US5785649 *Mar 31, 1997Jul 28, 1998Lone Star Medical Products,Inc.Surgical retractor stay apparatus
US5823146Jul 28, 1997Oct 20, 1998Pharmacia & UpjohnAnimal restraining device
US6077221 *Sep 1, 1999Jun 20, 2000Lone Star Medical Products, Inc.Surgical restraint system
US6190312 *Mar 4, 1999Feb 20, 2001Lone Star Medical Products, Inc.Variable geometry retractor and disposable retractor stay clips and method of use
US6318372Sep 2, 1999Nov 20, 2001Eugene Lloyd HiebertVacuum-activated veterinary surgical positioning system
US6675741Jan 23, 2002Jan 13, 2004Thomas E. RemmlerAnimal restraint system
US7055194 *Oct 17, 2001Jun 6, 2006Kraka Design LimitedCot
US7303568 *Jul 25, 2003Dec 4, 2007Jannot Paul RSuture and clamp retainer and organizer
US20040186356 *Aug 5, 2002Sep 23, 2004O'malley Michael T.Surgical retractor and tissue stabilization device
USD268958Nov 24, 1980May 10, 1983Mark AndersonSurgical restrainer for small animals
USD297473Dec 31, 1985Aug 30, 1988 Animal surgical support
USRE32021 *Jun 22, 1983Nov 5, 1985Lone Star Medical Products, Inc.Surgical retractor utilizing elastic tubes frictionally held in spaced notches

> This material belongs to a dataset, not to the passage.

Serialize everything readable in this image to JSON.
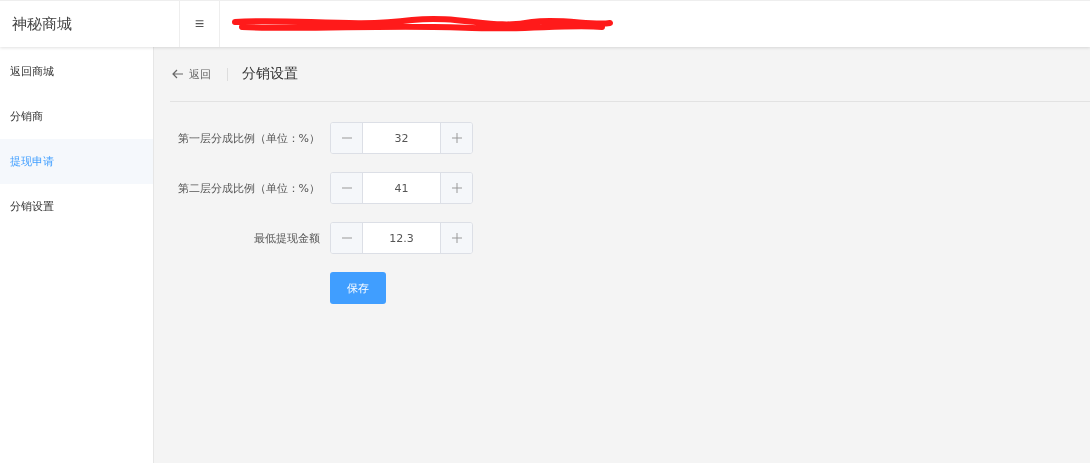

Referenced by
Citing PatentFiling datePublication dateApplicantTitle
US7784429 *Sep 22, 2006Aug 31, 2010Chiodo Chris DContoured specimen holder for imaging machines
US8025032 *Oct 22, 2008Sep 27, 2011Freedman Barry LAnimal training device
US8590487 *Nov 14, 2012Nov 26, 2013Ut-Battelle, LlcEnclosure for small animals during awake animal imaging
US20130129056 *Nov 17, 2011May 23, 2013Eugene D. OvnicekMethod And Apparatus For Positioning A Horse's Foot For Radiographic Examination
CN102283719BJul 7, 2011Aug 7, 2013深圳市瑞沃德生命科技有限公司Multifunctional fine animal surgery positioning device
Classifications
U.S. Classification119/755, 119/756
International ClassificationA61D3/00
Cooperative ClassificationA61D3/00
European ClassificationA61D3/00
Legal Events
DateCodeEventDescription
Mar 6, 2013FPAYFee payment
Year of fee payment: 4